**** Provided records ****

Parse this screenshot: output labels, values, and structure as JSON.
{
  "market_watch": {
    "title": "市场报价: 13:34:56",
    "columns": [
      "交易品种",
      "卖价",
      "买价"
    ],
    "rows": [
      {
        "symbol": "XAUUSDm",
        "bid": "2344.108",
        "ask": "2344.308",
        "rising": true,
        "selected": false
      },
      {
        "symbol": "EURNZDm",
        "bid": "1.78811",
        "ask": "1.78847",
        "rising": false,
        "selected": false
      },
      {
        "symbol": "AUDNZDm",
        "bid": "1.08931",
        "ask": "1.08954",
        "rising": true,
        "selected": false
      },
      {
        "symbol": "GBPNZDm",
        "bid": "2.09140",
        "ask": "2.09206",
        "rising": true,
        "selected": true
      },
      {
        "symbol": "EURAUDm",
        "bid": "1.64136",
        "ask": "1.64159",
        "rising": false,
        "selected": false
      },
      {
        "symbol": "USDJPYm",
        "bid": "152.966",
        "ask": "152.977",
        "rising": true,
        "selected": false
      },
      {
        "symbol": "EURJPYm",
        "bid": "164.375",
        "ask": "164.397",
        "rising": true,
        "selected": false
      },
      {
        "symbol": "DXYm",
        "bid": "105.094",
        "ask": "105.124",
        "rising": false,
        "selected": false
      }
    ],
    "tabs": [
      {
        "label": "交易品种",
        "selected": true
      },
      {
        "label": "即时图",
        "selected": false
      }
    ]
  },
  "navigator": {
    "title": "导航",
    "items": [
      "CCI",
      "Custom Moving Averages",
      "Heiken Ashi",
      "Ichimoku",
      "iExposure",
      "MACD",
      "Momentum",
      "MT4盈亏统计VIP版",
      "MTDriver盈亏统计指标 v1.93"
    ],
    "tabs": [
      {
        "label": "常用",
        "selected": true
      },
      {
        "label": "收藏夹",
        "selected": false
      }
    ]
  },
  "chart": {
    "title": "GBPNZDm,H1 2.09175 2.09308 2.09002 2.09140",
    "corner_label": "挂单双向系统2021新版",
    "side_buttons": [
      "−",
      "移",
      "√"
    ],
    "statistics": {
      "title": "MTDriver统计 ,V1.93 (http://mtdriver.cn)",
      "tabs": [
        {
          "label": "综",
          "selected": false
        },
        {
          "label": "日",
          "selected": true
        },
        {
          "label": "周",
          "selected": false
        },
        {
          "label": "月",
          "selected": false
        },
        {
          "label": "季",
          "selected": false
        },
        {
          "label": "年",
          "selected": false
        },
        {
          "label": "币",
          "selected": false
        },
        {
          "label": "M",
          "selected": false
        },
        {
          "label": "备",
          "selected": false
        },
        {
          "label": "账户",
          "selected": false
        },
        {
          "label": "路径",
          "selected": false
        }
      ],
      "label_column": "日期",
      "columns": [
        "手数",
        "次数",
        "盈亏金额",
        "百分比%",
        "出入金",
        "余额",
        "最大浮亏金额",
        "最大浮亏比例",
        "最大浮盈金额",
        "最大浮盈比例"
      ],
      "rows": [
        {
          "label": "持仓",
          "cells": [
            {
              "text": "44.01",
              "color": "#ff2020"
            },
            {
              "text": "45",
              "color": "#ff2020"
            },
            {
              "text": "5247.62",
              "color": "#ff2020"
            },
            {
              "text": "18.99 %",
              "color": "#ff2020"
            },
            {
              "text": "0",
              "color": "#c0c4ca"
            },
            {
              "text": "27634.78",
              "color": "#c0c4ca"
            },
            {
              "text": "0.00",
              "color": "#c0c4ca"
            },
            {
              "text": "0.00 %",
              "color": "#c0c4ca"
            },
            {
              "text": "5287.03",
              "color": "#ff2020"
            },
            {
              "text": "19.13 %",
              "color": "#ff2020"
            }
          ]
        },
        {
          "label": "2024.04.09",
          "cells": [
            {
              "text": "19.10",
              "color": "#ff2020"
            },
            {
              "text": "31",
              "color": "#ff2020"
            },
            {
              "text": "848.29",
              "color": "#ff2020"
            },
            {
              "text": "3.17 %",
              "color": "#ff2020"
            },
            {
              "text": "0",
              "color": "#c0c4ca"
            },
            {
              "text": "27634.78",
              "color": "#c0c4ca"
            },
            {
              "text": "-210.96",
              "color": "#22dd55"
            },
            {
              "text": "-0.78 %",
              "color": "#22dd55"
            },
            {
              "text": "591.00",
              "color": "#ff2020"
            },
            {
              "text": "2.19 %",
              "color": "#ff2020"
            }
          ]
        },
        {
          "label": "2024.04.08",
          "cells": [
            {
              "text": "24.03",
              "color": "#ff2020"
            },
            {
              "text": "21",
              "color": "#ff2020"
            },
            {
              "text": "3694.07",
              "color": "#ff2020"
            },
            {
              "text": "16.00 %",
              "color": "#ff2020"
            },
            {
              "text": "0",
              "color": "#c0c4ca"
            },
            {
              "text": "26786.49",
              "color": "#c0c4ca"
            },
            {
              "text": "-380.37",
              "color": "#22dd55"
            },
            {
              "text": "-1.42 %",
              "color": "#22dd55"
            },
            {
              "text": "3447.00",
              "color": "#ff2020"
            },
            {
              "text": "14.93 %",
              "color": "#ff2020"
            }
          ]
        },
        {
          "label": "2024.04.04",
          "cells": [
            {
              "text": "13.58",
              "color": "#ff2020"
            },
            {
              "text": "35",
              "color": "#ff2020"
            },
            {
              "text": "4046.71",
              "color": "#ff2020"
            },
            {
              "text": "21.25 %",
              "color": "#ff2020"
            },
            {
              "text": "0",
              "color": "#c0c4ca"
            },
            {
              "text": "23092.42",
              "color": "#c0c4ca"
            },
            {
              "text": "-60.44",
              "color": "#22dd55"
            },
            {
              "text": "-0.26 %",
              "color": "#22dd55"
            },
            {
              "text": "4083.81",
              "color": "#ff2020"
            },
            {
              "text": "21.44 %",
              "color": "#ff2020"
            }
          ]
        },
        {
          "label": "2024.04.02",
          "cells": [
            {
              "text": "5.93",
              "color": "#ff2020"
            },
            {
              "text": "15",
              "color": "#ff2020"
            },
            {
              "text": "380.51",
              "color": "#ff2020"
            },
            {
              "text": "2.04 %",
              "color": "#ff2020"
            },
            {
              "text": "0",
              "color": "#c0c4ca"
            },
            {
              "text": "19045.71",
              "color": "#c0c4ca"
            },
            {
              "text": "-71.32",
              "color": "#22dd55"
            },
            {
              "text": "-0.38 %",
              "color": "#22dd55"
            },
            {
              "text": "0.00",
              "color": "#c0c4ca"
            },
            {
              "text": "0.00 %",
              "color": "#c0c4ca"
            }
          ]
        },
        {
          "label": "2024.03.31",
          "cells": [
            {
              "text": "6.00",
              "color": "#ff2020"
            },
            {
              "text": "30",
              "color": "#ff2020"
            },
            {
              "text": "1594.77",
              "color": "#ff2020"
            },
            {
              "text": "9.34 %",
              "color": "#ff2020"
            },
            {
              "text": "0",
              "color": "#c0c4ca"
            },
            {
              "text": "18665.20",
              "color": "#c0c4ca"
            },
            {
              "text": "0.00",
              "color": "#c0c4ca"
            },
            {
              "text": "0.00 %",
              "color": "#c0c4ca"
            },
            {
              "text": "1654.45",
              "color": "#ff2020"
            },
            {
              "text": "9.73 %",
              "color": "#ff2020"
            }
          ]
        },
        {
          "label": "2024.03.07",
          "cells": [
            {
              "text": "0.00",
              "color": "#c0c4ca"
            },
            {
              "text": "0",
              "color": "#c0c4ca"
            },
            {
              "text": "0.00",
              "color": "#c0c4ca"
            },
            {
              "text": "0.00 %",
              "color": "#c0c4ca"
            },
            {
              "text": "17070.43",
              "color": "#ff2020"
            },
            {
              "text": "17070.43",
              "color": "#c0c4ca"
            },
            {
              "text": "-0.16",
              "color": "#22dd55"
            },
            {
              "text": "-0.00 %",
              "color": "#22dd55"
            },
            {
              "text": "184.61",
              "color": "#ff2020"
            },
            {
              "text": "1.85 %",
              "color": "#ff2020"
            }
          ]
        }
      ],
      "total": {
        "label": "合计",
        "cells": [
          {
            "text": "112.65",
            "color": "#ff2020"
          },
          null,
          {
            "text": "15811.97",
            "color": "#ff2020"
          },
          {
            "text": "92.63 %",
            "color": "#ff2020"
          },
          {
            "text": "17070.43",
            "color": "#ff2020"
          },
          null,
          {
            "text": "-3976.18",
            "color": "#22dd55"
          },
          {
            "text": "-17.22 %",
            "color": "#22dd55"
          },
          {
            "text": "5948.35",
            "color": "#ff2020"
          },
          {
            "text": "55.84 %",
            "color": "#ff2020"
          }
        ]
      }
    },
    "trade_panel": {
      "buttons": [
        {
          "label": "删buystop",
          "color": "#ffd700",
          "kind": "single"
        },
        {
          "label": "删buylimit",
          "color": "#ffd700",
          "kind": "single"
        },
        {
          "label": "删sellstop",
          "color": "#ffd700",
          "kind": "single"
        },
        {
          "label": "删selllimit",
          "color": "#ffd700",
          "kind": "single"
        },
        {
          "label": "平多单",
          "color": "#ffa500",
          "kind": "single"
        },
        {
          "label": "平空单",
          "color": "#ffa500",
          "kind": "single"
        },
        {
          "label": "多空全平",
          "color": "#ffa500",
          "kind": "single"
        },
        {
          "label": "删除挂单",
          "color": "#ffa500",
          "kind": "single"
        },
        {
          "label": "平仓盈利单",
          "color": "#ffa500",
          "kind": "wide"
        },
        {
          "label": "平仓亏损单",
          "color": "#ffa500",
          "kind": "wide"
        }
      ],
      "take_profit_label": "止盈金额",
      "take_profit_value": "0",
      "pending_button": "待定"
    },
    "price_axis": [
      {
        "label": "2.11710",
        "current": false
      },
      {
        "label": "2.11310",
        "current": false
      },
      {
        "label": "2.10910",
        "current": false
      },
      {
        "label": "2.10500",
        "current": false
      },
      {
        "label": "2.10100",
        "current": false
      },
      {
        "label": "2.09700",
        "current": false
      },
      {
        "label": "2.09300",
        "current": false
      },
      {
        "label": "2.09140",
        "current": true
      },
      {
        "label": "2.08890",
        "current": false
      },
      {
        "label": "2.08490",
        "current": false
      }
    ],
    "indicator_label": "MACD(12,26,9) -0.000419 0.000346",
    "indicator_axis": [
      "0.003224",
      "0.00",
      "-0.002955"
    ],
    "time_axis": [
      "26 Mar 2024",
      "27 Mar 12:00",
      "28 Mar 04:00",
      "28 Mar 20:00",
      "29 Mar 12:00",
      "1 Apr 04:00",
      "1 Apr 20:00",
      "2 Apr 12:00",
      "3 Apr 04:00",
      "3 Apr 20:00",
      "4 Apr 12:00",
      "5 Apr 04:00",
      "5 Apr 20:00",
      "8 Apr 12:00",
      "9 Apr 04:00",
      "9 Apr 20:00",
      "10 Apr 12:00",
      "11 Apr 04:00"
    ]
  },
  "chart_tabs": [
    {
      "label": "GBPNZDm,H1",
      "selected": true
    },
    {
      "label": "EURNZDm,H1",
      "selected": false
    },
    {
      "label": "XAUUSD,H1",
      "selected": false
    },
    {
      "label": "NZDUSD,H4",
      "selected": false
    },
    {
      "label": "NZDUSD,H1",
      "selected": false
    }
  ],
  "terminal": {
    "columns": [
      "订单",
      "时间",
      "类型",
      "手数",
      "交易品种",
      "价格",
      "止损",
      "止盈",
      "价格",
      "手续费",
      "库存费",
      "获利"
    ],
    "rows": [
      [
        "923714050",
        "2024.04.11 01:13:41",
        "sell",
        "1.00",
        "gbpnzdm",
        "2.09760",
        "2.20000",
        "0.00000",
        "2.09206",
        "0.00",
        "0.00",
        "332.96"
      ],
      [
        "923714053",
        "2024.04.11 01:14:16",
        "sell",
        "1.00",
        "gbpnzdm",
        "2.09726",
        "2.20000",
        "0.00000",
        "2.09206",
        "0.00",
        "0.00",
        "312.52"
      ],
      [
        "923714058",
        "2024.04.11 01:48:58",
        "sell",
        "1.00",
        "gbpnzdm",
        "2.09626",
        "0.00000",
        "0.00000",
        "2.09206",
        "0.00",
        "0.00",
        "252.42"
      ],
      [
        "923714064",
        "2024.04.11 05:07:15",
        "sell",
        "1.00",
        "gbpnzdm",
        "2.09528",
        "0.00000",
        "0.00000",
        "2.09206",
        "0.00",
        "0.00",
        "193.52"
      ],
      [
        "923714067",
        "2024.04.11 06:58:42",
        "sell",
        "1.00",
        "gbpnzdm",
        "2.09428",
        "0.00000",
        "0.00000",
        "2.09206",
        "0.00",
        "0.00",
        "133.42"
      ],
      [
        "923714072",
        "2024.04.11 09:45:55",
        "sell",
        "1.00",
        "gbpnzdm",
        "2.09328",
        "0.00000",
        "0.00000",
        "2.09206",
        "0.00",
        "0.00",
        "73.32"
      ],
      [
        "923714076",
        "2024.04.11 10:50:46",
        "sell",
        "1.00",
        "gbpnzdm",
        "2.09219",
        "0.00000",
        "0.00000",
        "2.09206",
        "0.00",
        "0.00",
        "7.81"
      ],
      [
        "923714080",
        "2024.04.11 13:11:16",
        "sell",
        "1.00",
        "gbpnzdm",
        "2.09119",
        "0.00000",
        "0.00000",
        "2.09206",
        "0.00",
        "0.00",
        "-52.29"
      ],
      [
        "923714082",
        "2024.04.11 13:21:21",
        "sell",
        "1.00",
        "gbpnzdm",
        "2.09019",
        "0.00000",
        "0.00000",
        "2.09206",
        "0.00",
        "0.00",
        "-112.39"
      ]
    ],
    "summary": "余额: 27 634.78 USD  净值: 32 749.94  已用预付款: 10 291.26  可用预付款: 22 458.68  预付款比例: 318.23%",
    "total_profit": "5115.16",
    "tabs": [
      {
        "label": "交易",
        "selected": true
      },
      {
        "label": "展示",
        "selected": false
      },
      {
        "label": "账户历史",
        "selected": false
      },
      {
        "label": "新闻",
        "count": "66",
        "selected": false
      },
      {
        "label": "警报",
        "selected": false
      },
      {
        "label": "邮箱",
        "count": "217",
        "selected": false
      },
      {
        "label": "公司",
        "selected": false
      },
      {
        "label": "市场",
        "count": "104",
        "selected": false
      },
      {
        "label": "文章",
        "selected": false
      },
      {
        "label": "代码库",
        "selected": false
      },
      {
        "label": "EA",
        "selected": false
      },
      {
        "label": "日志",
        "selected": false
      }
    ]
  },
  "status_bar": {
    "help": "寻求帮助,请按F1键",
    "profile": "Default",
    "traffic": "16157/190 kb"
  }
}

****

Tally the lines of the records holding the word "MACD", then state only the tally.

» Response to this exercise
2